1. Download the latest SchemaSpy jar:
In my case the jar was schemaSpy_5.0.0.jar I saved it as C:\SchemaSpy\schemaSpy_5.0.0.jar
2. Download the latest version of graphviz
It looks like this one only comes with a msi installer. I'm pretty sure they had a binary at one point, but no longer the case, I guess..
In my case I installed GraphViz to C:\GraphViz_2.28
3. Ensure GraphViz was added to the PATH Environment System variable
In my case the msi installer did append C:\Graphviz_2.28\bin to the PATH
5. Copy to the SchemaSpy directory any jars with the driver that you'd need to connect to your database of choice
In my case since I am going against MySQL so I placed the mysql-connector-java-5.1.13-bin.jar in C:\SchemaSpy
6. Run SchemaSpy
Open command prompt and cd to the directory of the SchemaSpy jar
java -jar schemaSpy_5.0.0.jar -dp mysql-connector-java-5.1.13-bin.jar -gv "C:\Graphviz_2.28" -hq -t mysql -db my_database_name -host localhost -u my_username -p my_password -o C:\SchemaSpy
7. Open and enjoy the generated graphics
Go to the directory you specified with the -o option of the previous command.

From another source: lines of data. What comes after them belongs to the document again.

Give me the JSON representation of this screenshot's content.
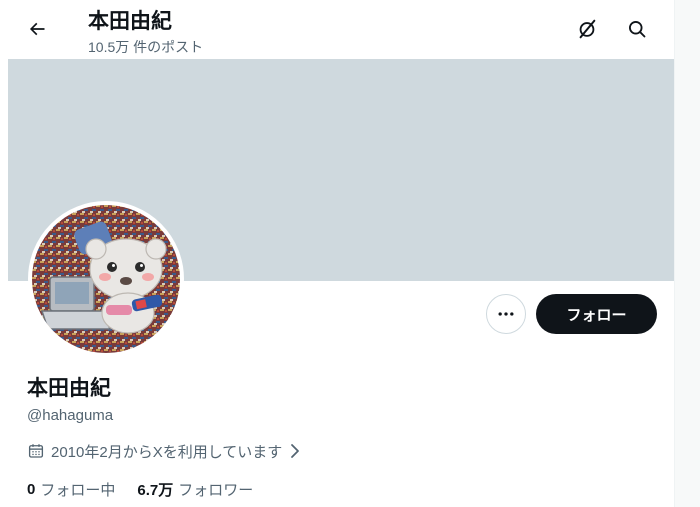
{
  "header": {
    "title": "本田由紀",
    "post_count": "10.5万 件のポスト",
    "icons": [
      "back-arrow-icon",
      "grok-icon",
      "search-icon"
    ]
  },
  "profile": {
    "display_name": "本田由紀",
    "handle": "@hahaguma",
    "joined": "2010年2月からXを利用しています",
    "following_count": "0",
    "following_label": "フォロー中",
    "followers_count": "6.7万",
    "followers_label": "フォロワー"
  },
  "actions": {
    "follow_label": "フォロー",
    "more_icon": "more-icon"
  },
  "colors": {
    "banner": "#cfd9de",
    "text_primary": "#0f1419",
    "text_secondary": "#536471",
    "follow_button_bg": "#0f1419",
    "follow_button_text": "#ffffff"
  }
}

There should be an index.html file there, click on it and ...voila you have graphical representation of your database and its relationships.
Hope this helps someone!